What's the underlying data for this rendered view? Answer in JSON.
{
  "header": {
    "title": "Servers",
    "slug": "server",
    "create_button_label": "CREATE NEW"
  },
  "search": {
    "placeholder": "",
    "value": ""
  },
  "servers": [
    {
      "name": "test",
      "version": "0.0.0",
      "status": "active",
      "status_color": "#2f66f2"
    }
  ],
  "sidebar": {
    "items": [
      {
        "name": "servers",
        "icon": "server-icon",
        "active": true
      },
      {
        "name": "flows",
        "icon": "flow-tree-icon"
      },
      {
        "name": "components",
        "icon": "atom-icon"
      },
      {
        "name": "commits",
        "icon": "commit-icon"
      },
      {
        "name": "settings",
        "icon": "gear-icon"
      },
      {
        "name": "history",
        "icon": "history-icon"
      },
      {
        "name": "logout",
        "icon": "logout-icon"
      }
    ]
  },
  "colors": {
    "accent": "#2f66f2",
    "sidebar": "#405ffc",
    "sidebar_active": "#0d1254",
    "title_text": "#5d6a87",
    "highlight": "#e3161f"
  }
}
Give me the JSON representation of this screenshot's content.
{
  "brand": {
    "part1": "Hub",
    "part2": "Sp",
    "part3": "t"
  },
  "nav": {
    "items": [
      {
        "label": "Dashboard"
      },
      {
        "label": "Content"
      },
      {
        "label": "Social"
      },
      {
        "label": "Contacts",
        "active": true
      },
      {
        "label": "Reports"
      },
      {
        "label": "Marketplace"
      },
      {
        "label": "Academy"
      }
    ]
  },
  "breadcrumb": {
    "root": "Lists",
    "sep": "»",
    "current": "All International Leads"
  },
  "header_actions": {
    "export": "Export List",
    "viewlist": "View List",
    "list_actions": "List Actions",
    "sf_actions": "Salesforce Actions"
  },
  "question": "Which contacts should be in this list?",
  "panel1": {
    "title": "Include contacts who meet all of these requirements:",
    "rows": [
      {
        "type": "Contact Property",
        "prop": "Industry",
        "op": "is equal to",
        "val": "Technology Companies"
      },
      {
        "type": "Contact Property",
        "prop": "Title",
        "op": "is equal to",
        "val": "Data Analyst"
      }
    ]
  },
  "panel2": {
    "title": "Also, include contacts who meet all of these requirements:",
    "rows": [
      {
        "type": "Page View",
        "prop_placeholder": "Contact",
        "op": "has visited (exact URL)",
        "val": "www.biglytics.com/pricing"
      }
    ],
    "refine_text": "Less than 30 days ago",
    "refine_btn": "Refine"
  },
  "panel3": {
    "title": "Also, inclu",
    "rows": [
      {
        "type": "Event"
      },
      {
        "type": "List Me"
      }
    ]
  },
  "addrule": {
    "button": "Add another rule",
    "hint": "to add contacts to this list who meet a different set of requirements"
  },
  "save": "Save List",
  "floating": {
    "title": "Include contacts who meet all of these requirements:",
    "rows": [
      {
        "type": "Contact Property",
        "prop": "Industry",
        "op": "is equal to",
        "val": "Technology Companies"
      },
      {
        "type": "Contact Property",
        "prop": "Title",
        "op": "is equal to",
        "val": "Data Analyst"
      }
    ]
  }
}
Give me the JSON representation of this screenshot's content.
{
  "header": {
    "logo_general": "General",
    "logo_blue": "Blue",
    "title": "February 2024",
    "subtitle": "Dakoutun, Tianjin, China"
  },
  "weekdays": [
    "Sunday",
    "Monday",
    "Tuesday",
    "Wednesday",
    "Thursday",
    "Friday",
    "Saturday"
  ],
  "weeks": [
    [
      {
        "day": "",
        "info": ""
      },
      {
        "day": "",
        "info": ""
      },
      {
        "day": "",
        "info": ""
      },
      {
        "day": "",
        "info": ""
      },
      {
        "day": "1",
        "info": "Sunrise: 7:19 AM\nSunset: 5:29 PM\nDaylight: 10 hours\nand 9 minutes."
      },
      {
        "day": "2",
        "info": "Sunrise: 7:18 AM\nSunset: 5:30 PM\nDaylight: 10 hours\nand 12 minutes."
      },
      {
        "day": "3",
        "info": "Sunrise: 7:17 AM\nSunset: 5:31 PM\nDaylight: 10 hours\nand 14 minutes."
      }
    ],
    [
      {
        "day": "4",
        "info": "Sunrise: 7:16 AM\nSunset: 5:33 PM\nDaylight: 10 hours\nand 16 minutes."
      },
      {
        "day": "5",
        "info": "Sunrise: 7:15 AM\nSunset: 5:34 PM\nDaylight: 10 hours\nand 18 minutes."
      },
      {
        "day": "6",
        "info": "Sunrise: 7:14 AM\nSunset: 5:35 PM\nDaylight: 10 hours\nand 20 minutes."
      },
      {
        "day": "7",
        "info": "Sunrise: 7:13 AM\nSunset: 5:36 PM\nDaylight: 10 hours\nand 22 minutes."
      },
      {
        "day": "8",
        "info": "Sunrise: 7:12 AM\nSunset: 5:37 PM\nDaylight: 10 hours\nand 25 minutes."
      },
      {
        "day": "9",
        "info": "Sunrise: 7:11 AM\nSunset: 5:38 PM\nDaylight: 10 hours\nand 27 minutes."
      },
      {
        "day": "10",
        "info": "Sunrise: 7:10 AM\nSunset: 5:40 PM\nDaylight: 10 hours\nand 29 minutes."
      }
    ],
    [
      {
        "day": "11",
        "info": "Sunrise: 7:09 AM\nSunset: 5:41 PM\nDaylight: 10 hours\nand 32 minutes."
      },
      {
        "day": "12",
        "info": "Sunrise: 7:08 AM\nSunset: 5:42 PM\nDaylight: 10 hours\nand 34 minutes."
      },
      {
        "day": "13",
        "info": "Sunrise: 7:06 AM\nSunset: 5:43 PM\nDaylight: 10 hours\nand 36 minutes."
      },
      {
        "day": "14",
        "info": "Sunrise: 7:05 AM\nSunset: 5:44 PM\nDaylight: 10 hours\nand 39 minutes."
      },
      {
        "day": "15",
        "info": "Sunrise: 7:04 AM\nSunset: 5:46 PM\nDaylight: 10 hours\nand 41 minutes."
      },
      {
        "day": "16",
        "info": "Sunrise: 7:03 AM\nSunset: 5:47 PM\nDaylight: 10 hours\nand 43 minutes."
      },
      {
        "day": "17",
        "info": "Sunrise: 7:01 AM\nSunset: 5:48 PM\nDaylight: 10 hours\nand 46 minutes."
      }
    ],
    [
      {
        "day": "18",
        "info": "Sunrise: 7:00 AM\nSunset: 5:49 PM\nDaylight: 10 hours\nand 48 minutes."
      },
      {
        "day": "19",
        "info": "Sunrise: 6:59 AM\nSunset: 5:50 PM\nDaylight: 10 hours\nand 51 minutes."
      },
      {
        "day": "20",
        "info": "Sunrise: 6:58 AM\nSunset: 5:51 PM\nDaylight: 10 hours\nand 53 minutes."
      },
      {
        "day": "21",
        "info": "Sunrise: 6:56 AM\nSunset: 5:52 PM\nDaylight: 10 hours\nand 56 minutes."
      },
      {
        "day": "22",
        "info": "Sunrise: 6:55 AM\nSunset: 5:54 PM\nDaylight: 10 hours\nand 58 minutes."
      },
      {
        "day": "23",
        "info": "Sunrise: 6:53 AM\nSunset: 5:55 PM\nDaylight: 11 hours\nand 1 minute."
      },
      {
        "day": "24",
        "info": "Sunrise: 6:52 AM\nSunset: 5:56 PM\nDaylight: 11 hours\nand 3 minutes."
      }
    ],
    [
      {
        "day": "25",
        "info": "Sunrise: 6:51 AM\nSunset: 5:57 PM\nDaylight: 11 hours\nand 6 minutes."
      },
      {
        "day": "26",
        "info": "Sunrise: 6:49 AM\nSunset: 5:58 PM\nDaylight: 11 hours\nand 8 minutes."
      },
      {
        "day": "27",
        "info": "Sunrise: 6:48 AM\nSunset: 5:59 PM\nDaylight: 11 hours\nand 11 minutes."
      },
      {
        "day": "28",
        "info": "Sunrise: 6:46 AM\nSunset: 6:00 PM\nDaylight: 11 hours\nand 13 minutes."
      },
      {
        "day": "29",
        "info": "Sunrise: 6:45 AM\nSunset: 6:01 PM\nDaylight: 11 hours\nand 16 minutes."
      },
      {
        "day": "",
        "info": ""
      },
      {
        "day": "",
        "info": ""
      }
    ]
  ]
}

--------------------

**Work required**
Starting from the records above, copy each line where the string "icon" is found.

**Answer to this exercise**
        "icon": "server-icon",
        "icon": "flow-tree-icon"
        "icon": "atom-icon"
        "icon": "commit-icon"
        "icon": "gear-icon"
        "icon": "history-icon"
        "icon": "logout-icon"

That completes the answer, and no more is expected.